A story where I sound like a Yankee out of water
Among the strange sights that I saw traveling through Tennessee
was a car dealership somewhere west of Crossville.
No normal car dealership, either -- this particular car dealership was
completely overgrown with kudzu vines, so that the only word I could
make out was "ealership."
Something about this didn't bode well with me -- for some reason
-- and I quickly realized that it was the fact that the cars were
overgrown, too, which didn't make a damn bit of sense. Why couldn't
someone drive them away? Call me a highbrow city boy, but I was sure
kudzu couldn't grow quite that fast.
I turned to the man next to me. Damned if I don't remember his
name, but he was a tall, friendly guy, black hair, black skin, a grey
beard, on his way home to Corpus Christi. "How
does the kudzu grow that fast?"

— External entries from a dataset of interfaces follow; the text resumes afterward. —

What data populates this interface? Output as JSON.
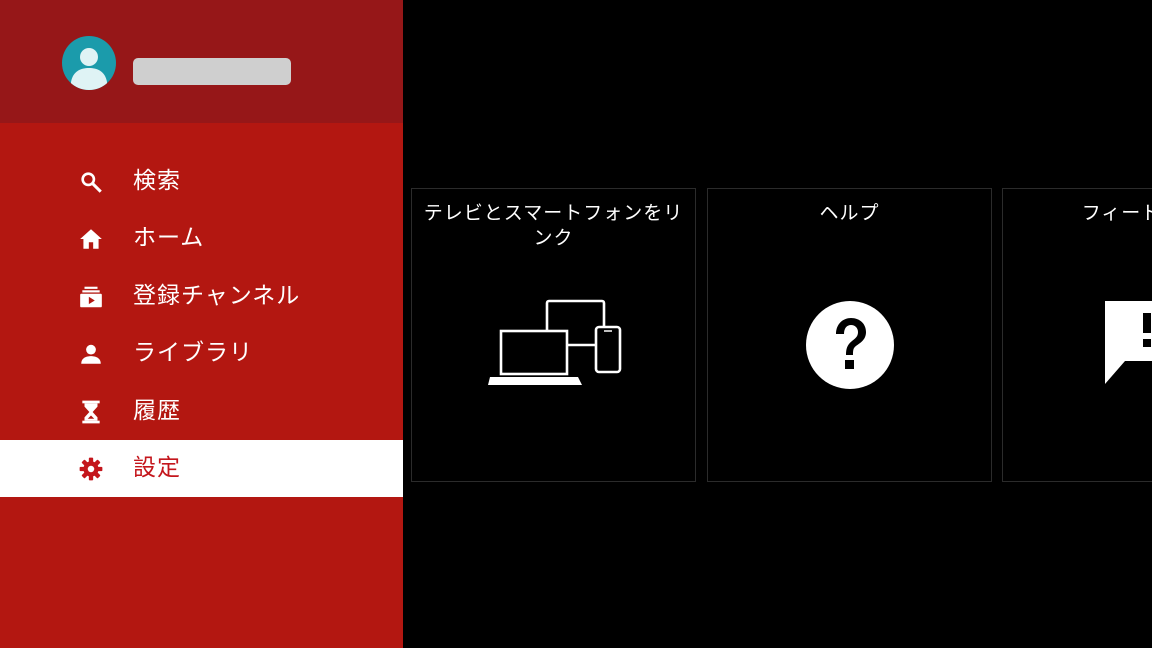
{
  "account": {
    "avatar_icon": "account-avatar-icon",
    "name_redacted": ""
  },
  "colors": {
    "sidebar": "#b31711",
    "account_header": "#961718",
    "avatar": "#1b9bab",
    "selected_item_bg": "#ffffff",
    "selected_item_fg": "#c4161c",
    "background": "#000000"
  },
  "sidebar": {
    "items": [
      {
        "label": "検索",
        "icon": "search-icon",
        "selected": false
      },
      {
        "label": "ホーム",
        "icon": "home-icon",
        "selected": false
      },
      {
        "label": "登録チャンネル",
        "icon": "subscriptions-icon",
        "selected": false
      },
      {
        "label": "ライブラリ",
        "icon": "person-icon",
        "selected": false
      },
      {
        "label": "履歴",
        "icon": "hourglass-icon",
        "selected": false
      },
      {
        "label": "設定",
        "icon": "gear-icon",
        "selected": true
      }
    ]
  },
  "tiles": [
    {
      "label": "テレビとスマートフォンをリンク",
      "icon": "devices-icon"
    },
    {
      "label": "ヘルプ",
      "icon": "help-icon"
    },
    {
      "label": "フィードバック",
      "icon": "feedback-icon"
    }
  ]
}
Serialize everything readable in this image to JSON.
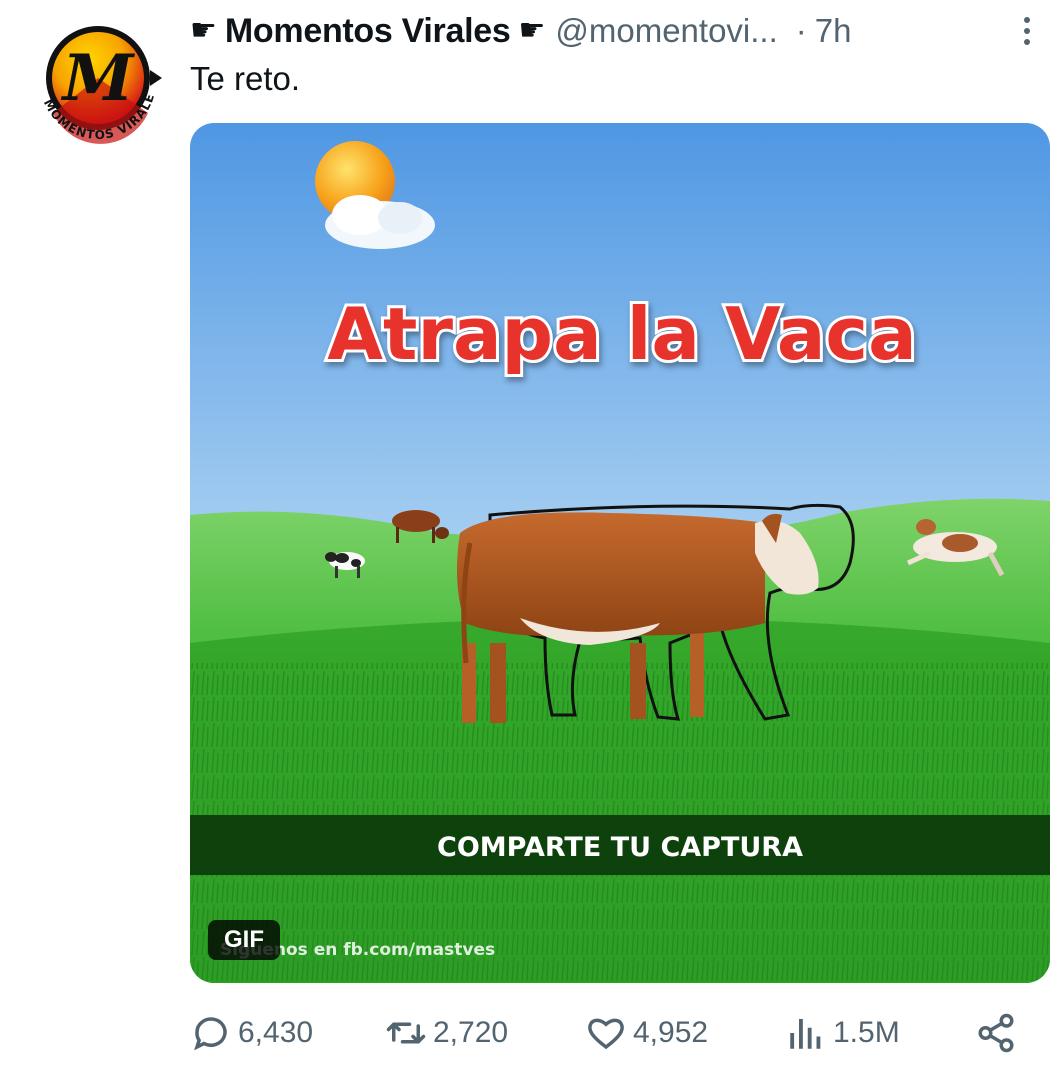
{
  "author": {
    "name": "Momentos Virales",
    "hand_emoji": "☛",
    "handle": "@momentovi...",
    "time_separator": "·",
    "time": "7h",
    "avatar_text": "MOMENTOS VIRALES",
    "avatar_monogram": "M"
  },
  "tweet": {
    "text": "Te reto."
  },
  "media": {
    "title": "Atrapa la Vaca",
    "banner": "COMPARTE TU CAPTURA",
    "watermark": "Síguenos en fb.com/mastves",
    "badge": "GIF"
  },
  "actions": {
    "replies": "6,430",
    "retweets": "2,720",
    "likes": "4,952",
    "views": "1.5M"
  },
  "colors": {
    "text": "#0f1419",
    "muted": "#536471",
    "title_red": "#e8322c",
    "grass": "#3cb531",
    "sky_top": "#4f97e3"
  }
}
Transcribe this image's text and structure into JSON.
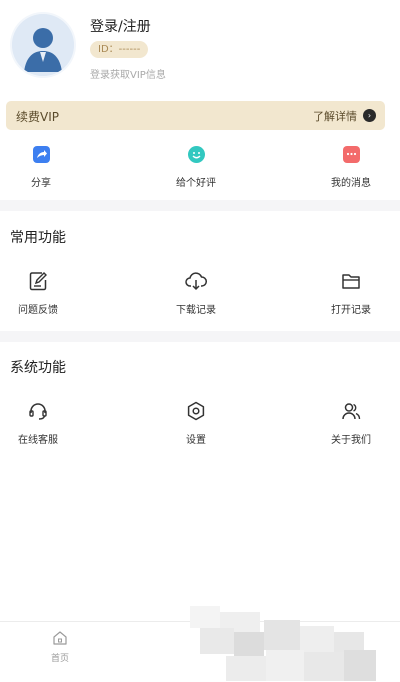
{
  "profile": {
    "login_label": "登录/注册",
    "id_label": "ID：------",
    "vip_hint": "登录获取VIP信息"
  },
  "vip_banner": {
    "title": "续费VIP",
    "more": "了解详情",
    "arrow": "›"
  },
  "quick_actions": [
    {
      "label": "分享",
      "icon": "share-icon",
      "color": "#3d7ff0"
    },
    {
      "label": "给个好评",
      "icon": "smile-icon",
      "color": "#32c8c0"
    },
    {
      "label": "我的消息",
      "icon": "message-icon",
      "color": "#f36b6b"
    }
  ],
  "common": {
    "title": "常用功能",
    "items": [
      {
        "label": "问题反馈",
        "icon": "feedback-icon"
      },
      {
        "label": "下载记录",
        "icon": "cloud-download-icon"
      },
      {
        "label": "打开记录",
        "icon": "folder-icon"
      }
    ]
  },
  "system": {
    "title": "系统功能",
    "items": [
      {
        "label": "在线客服",
        "icon": "headset-icon"
      },
      {
        "label": "设置",
        "icon": "settings-icon"
      },
      {
        "label": "关于我们",
        "icon": "users-icon"
      }
    ]
  },
  "tabbar": {
    "home_label": "首页"
  },
  "colors": {
    "vip_bg": "#f2e7cf",
    "divider": "#f5f5f7"
  }
}
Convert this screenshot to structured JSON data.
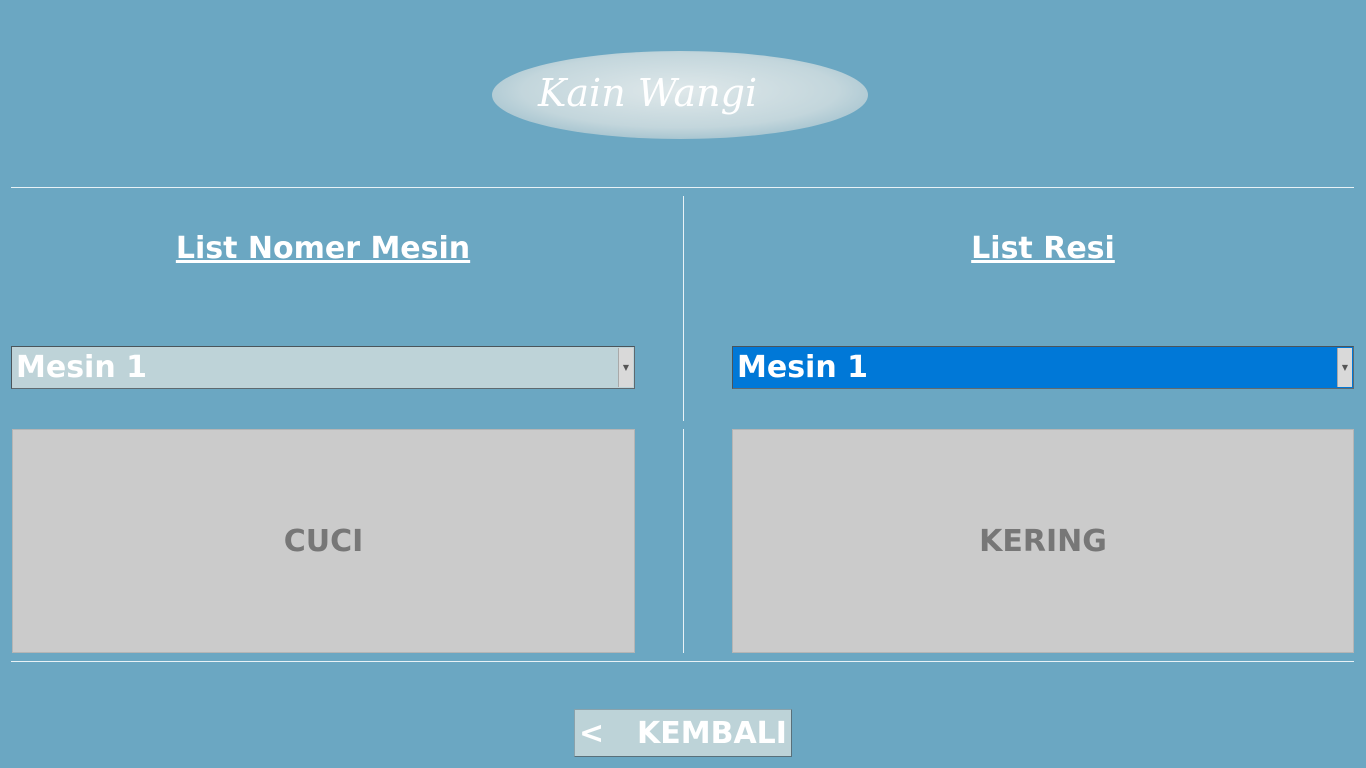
{
  "logo": {
    "text": "Kain Wangi"
  },
  "left_panel": {
    "heading": "List Nomer Mesin",
    "combo_value": "Mesin 1",
    "button_label": "CUCI"
  },
  "right_panel": {
    "heading": "List Resi",
    "combo_value": "Mesin 1",
    "button_label": "KERING"
  },
  "footer": {
    "back_chevron": "<",
    "back_label": "KEMBALI"
  },
  "colors": {
    "background": "#6ba7c2",
    "combo_left": "#bed3d8",
    "combo_right_selected": "#0078d7",
    "button": "#cbcbcb",
    "button_text": "#777777"
  }
}
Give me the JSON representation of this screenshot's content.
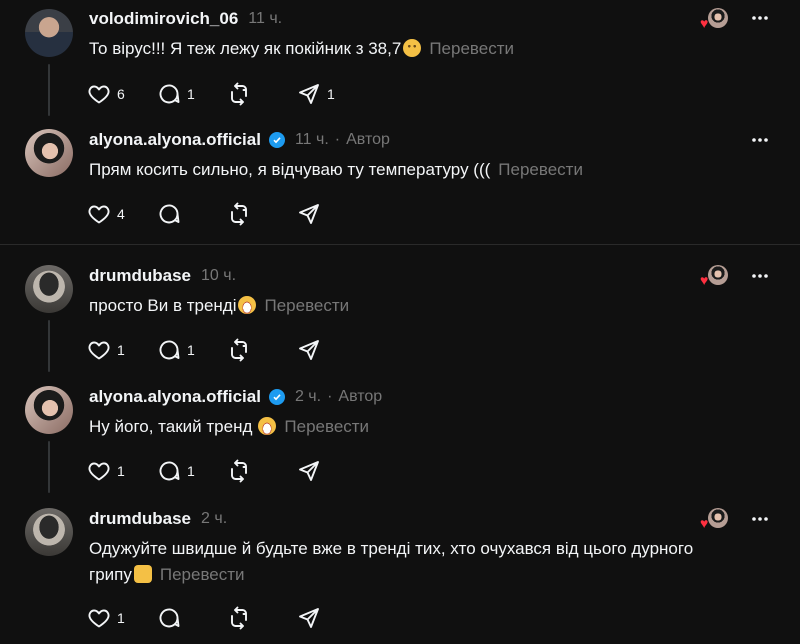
{
  "translate_label": "Перевести",
  "author_label": "Автор",
  "dot": "·",
  "threads": [
    {
      "username": "volodimirovich_06",
      "time": "11 ч.",
      "text": "То вірус!!! Я теж лежу як покійник з 38,7",
      "likes": "6",
      "replies": "1",
      "reposts": "",
      "shares": "1"
    },
    {
      "username": "alyona.alyona.official",
      "time": "11 ч.",
      "text": "Прям косить сильно, я відчуваю ту температуру (((",
      "likes": "4",
      "replies": "",
      "reposts": "",
      "shares": ""
    },
    {
      "username": "drumdubase",
      "time": "10 ч.",
      "text": "просто Ви в тренді",
      "likes": "1",
      "replies": "1",
      "reposts": "",
      "shares": ""
    },
    {
      "username": "alyona.alyona.official",
      "time": "2 ч.",
      "text": "Ну його, такий тренд",
      "likes": "1",
      "replies": "1",
      "reposts": "",
      "shares": ""
    },
    {
      "username": "drumdubase",
      "time": "2 ч.",
      "text_line1": "Одужуйте швидше й будьте вже в тренді тих, хто очухався від цього дурного",
      "text_line2": "грипу",
      "likes": "1",
      "replies": "",
      "reposts": "",
      "shares": ""
    }
  ],
  "colors": {
    "background": "#101010",
    "text": "#f3f5f7",
    "muted": "#777777",
    "verified": "#1d9bf0",
    "like": "#ff3040"
  },
  "icons": [
    "heart-icon",
    "comment-icon",
    "repost-icon",
    "share-icon",
    "more-icon",
    "verified-icon",
    "liked-by-author-icon"
  ]
}
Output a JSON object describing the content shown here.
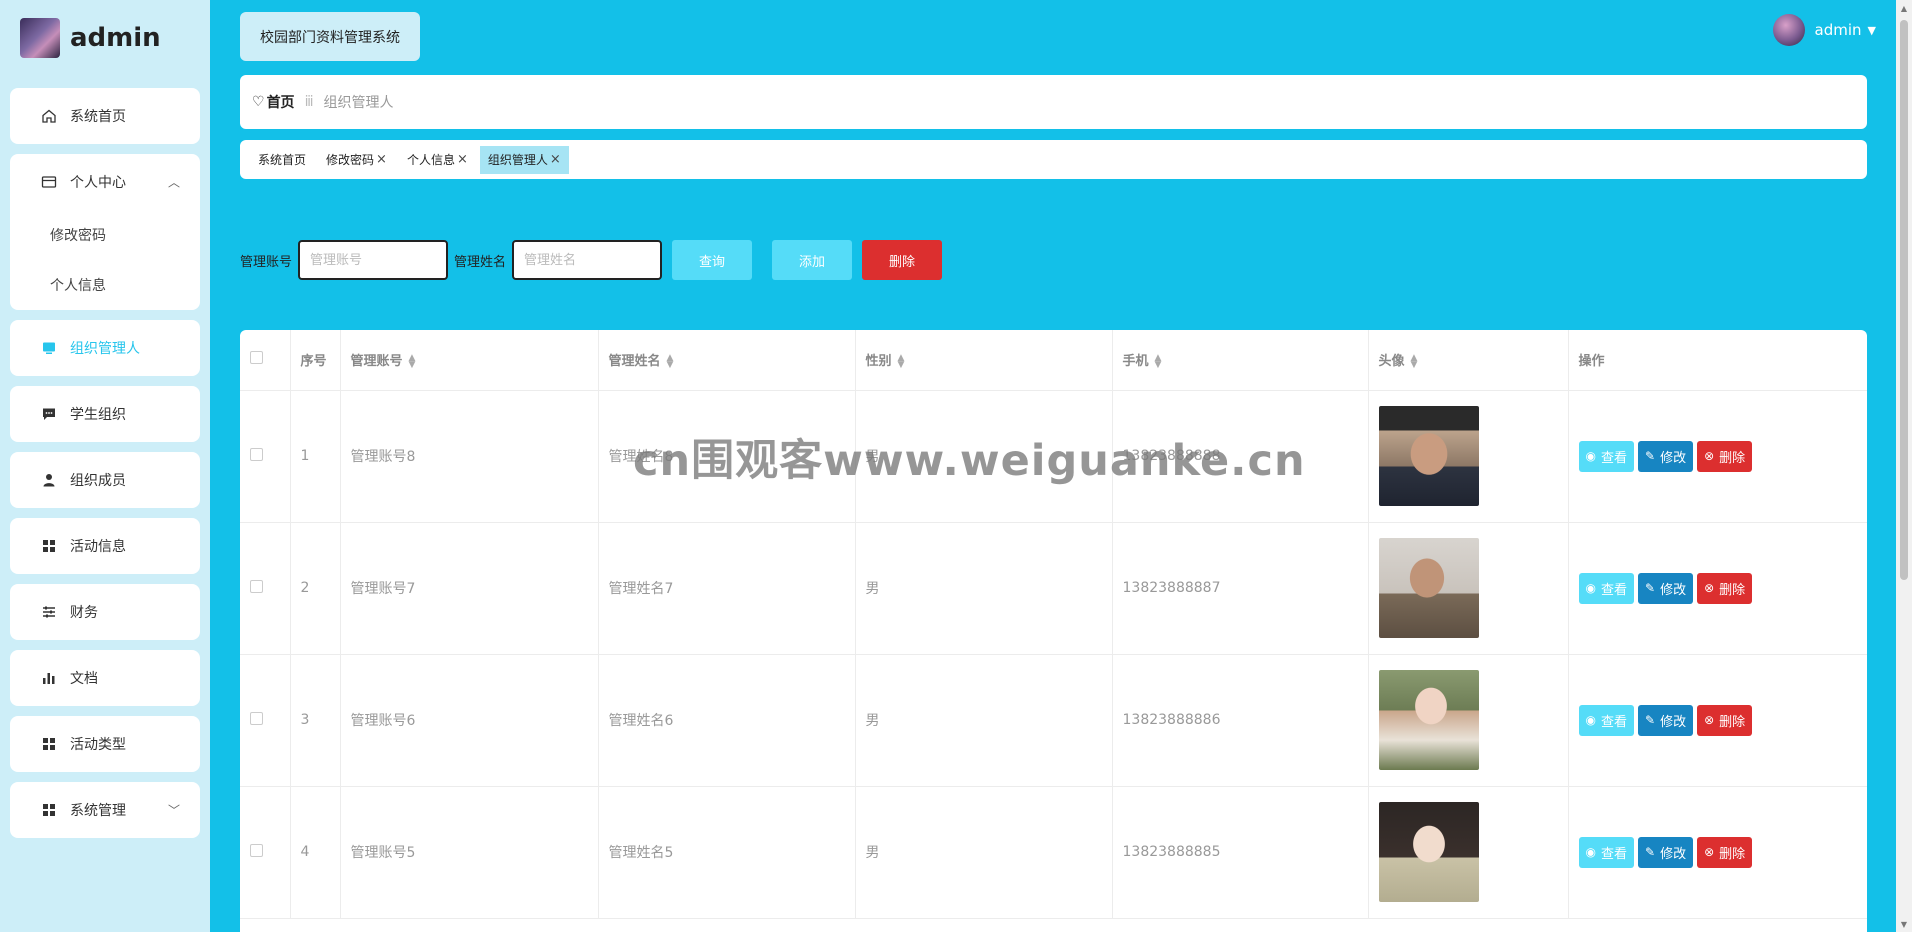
{
  "brand": {
    "name": "admin"
  },
  "sidebar": {
    "items": [
      {
        "label": "系统首页",
        "icon": "home-icon"
      },
      {
        "label": "个人中心",
        "icon": "wallet-icon",
        "expanded": true,
        "children": [
          {
            "label": "修改密码"
          },
          {
            "label": "个人信息"
          }
        ]
      },
      {
        "label": "组织管理人",
        "icon": "monitor-icon",
        "active": true
      },
      {
        "label": "学生组织",
        "icon": "chat-icon"
      },
      {
        "label": "组织成员",
        "icon": "user-icon"
      },
      {
        "label": "活动信息",
        "icon": "grid-icon"
      },
      {
        "label": "财务",
        "icon": "sliders-icon"
      },
      {
        "label": "文档",
        "icon": "bar-chart-icon"
      },
      {
        "label": "活动类型",
        "icon": "grid-icon"
      },
      {
        "label": "系统管理",
        "icon": "grid-icon",
        "expanded": false
      }
    ]
  },
  "header": {
    "system_title": "校园部门资料管理系统",
    "user_name": "admin"
  },
  "breadcrumb": {
    "home": "首页",
    "separator": "ⅲ",
    "current": "组织管理人"
  },
  "tags": [
    {
      "label": "系统首页",
      "closable": false,
      "active": false
    },
    {
      "label": "修改密码",
      "closable": true,
      "active": false
    },
    {
      "label": "个人信息",
      "closable": true,
      "active": false
    },
    {
      "label": "组织管理人",
      "closable": true,
      "active": true
    }
  ],
  "search": {
    "account_label": "管理账号",
    "account_placeholder": "管理账号",
    "name_label": "管理姓名",
    "name_placeholder": "管理姓名",
    "query_btn": "查询",
    "add_btn": "添加",
    "delete_btn": "删除"
  },
  "table": {
    "columns": [
      "序号",
      "管理账号",
      "管理姓名",
      "性别",
      "手机",
      "头像",
      "操作"
    ],
    "rows": [
      {
        "index": "1",
        "account": "管理账号8",
        "name": "管理姓名8",
        "gender": "男",
        "phone": "13823888888"
      },
      {
        "index": "2",
        "account": "管理账号7",
        "name": "管理姓名7",
        "gender": "男",
        "phone": "13823888887"
      },
      {
        "index": "3",
        "account": "管理账号6",
        "name": "管理姓名6",
        "gender": "男",
        "phone": "13823888886"
      },
      {
        "index": "4",
        "account": "管理账号5",
        "name": "管理姓名5",
        "gender": "男",
        "phone": "13823888885"
      }
    ],
    "actions": {
      "view": "查看",
      "edit": "修改",
      "delete": "删除"
    }
  },
  "watermark": "cn围观客www.weiguanke.cn",
  "colors": {
    "main_bg": "#13c0e8",
    "sidebar_bg": "#cdeef8",
    "active_text": "#27c5ec",
    "danger": "#dc2f2f",
    "primary": "#1785c2",
    "light_btn": "#55dcf8"
  }
}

He took off his headphones. "What?"
"That is kudzu, right? How does it grow that fast,
that it overtakes the cars?"
"Oh. The cars don't matter. The owner probably went away for a
couple months, or went bankrupt, and when he came back for his assets, the
whole place was destroyed." The man I was talking to had picked cotton a few miles from my house, when he was younger, and
we were going to the same half of Texas. We therefore shared
a deep bond.
"Yeah. That's kudzu for you."
We kept rolling on Route Seventy, past the houses
on blocks, the men with Confederate flags on their shirts, the endless
stretches of bumpy road. He was sitting comfortably across the aisle, lost
in his music and not even looking at the scenery. We'd been on the bus
together since D.C., fifteen hours or more, and I hadn't stopped looking
out the window at the jagged landscape.